2023 watercraft changes at LAK Reservoir near Newcastle

The threat of an introduction of invasive aquatic species into LAK Reservoir near Newcastle is resulting in changes to recreational access at the site. 

As of April 1, 2023, motorized watercraft (including watercraft with electric motors) are not allowed on LAK Reservoir. Non-motorized watercraft that are hand-launched will still be allowed.  In addition to these watercraft,  the reservoir will remain open to anglers for shore and ice fishing. 

“Due to the discovery of invasive zebra mussels in Pactola Reservoir in South Dakota’s Black Hills in summer 2022, the threat of these invasive species getting introduced into a Wyoming water has been significantly increased,” said Sheridan Region Fisheries Supervisor Paul Mavrakis. “In discussions with True Ranches, it was decided that eliminating motorized watercraft on the reservoir would be an effective way to help reduce the AIS threat to LAK while still providing angling access.”

To protect LAK and other Wyoming waters, all watercraft traveling into Wyoming from out of state between March 1-Nov. 30 must be inspected prior to launching on a Wyoming water. In addition, any watercraft that has been in a water infested with zebra/quagga mussels within the last 30 days, is required to undergo a mandatory inspection by an authorized inspector prior to launching in Wyoming during ALL months of the year. To expedite this process for watercraft owners coming into northeast Wyoming, a new AIS watercraft inspection station opened in Newcastle this year at the Gateway Travel Center at the junction of U.S. Highways 16 and 85. It is open seven days a week. 

Resident and nonresident watercraft owners must also purchase and display a valid AIS decal.
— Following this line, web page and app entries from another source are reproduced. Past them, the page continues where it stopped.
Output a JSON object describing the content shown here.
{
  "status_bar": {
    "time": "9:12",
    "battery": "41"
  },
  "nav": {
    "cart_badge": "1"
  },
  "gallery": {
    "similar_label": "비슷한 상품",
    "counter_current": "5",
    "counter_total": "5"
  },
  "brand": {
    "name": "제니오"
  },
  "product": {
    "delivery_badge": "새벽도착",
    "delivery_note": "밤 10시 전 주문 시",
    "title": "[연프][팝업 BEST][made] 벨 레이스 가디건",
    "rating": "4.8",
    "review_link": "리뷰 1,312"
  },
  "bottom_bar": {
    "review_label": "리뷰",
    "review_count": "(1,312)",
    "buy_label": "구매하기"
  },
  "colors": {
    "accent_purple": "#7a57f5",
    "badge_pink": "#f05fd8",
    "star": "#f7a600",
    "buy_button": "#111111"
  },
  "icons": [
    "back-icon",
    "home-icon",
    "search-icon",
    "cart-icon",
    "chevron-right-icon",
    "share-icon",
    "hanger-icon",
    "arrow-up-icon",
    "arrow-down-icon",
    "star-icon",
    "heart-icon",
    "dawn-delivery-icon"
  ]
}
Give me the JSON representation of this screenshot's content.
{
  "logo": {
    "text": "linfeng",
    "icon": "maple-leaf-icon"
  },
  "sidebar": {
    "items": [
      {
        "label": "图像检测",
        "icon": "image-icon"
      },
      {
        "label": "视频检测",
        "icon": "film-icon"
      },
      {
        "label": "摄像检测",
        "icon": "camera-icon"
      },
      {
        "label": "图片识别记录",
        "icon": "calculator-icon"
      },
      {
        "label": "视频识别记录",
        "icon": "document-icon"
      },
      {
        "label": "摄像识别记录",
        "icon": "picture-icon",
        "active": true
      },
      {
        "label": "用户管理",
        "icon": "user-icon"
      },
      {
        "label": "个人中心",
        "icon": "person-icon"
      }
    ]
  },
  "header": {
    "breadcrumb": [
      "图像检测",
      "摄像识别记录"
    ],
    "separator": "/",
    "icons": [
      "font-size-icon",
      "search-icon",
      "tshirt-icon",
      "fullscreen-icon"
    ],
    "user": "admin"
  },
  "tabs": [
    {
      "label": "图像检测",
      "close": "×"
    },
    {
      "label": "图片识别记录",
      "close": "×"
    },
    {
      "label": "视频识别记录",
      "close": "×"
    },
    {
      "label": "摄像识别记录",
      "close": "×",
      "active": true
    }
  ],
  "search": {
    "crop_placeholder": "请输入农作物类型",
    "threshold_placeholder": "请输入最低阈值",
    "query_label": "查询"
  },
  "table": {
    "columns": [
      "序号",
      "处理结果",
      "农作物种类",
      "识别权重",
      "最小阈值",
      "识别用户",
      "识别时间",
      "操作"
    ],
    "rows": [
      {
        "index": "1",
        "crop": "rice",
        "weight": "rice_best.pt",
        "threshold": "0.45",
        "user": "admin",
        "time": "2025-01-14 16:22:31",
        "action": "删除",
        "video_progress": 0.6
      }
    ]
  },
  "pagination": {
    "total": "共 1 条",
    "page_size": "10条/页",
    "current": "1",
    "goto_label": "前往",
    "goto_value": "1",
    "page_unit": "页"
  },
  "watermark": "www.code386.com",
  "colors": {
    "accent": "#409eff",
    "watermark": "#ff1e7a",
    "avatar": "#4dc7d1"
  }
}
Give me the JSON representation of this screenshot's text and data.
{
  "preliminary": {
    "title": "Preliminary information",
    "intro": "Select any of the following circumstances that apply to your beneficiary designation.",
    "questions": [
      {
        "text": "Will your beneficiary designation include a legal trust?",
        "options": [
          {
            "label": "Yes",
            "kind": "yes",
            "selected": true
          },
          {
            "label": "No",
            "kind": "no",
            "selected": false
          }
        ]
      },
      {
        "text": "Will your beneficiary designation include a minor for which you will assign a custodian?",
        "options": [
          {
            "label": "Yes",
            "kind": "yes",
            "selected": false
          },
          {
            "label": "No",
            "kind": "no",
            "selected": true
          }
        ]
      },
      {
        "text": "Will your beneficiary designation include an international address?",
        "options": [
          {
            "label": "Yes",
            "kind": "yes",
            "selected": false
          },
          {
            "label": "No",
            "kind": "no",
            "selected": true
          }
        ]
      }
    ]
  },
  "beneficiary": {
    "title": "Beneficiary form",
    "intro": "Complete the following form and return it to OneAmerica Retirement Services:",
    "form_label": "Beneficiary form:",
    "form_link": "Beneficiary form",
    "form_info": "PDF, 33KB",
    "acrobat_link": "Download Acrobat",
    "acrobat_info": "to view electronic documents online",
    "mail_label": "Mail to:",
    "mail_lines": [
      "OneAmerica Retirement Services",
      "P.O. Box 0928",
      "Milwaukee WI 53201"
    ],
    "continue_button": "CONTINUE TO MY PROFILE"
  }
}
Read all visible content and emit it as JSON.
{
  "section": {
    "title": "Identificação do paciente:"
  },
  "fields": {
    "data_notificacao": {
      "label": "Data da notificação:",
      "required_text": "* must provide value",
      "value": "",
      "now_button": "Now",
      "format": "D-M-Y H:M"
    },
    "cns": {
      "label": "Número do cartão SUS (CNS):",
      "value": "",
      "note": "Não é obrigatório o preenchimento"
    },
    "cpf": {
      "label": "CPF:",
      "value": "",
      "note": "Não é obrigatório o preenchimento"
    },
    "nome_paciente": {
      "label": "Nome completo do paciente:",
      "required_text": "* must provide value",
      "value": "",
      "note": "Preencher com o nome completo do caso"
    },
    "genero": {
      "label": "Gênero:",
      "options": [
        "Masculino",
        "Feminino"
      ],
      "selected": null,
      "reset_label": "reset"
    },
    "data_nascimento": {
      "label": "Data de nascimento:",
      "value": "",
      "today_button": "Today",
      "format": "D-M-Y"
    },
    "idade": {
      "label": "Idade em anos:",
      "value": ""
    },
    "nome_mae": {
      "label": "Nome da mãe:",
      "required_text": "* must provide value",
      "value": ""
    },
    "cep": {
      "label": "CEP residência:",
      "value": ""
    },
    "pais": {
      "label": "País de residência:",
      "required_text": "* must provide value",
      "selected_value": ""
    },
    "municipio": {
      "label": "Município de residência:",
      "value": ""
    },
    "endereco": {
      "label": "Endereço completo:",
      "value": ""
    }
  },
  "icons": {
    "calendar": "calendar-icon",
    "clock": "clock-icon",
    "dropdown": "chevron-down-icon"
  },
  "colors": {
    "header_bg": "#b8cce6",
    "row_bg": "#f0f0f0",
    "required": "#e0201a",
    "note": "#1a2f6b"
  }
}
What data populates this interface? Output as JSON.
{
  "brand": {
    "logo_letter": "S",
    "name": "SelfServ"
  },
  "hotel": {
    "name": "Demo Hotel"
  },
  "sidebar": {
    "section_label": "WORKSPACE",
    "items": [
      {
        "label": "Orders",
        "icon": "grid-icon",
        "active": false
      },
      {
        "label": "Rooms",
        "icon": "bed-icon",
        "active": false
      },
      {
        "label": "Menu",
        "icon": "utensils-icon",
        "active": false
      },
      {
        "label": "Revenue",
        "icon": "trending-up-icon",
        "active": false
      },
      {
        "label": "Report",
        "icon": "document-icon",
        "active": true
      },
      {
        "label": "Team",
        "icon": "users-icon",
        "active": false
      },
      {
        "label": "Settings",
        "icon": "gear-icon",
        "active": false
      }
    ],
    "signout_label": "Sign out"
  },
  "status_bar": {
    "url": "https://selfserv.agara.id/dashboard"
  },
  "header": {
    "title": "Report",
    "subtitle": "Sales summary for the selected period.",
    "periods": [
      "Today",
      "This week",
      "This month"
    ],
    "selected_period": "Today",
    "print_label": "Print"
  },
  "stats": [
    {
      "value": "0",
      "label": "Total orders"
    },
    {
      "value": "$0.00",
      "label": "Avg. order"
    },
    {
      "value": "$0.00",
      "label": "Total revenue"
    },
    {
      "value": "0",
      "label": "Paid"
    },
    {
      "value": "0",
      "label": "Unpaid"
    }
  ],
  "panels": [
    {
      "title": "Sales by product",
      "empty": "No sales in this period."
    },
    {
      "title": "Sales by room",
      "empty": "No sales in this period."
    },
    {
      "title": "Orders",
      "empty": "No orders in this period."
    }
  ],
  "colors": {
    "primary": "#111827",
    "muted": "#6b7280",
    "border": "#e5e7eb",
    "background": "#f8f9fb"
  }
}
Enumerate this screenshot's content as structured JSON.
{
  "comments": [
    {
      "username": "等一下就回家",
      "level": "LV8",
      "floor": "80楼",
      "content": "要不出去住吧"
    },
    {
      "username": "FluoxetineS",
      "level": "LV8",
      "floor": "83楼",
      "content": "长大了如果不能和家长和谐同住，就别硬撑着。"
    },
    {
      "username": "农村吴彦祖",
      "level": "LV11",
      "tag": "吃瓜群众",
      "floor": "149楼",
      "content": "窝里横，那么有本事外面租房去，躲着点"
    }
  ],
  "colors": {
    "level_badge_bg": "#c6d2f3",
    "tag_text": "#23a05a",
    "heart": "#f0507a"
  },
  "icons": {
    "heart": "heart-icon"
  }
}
Only non-motorized inflatable watercraft 10 feet or less in length, solid and inflatable paddleboards regardless of length, and devices defined as water sport toys are exempt from the decal requirement.

LAK Reservoir is privately owned by True Ranches. Public access to it is provided by an access agreement between the ranch and the Wyoming Game and Fish Department. The reservoir is a popular fishery offering anglers the opportunity to catch walleye, smallmouth bass, tiger musky and other warm water species. The reservoir primarily serves as an irrigation reservoir for True Ranches properties. 

Zebra mussels reproduce exponentially when they become established, which could negatively impact the fishery and damage the water infrastructure the ranch relies on to irrigate their hayfields. In their juvenile stage they can spread easily from just a little water left standing inside a watercraft. Adult mussels spread easily as they can attach to hard surfaces and live up to 30 days out of the water. 

LAK Reservoir is not the only Wyoming water facing the threat of an AIS introduction. It is important that all boaters and anglers take steps to prevent moving zebra mussels or other invasive plant and animal species. Cleaning, draining and drying watercraft and equipment between waters is the most effective way to prevent moving AIS to new locations.


Want the latest updates?

Sign up to get the latest news and events sent directly to your inbox.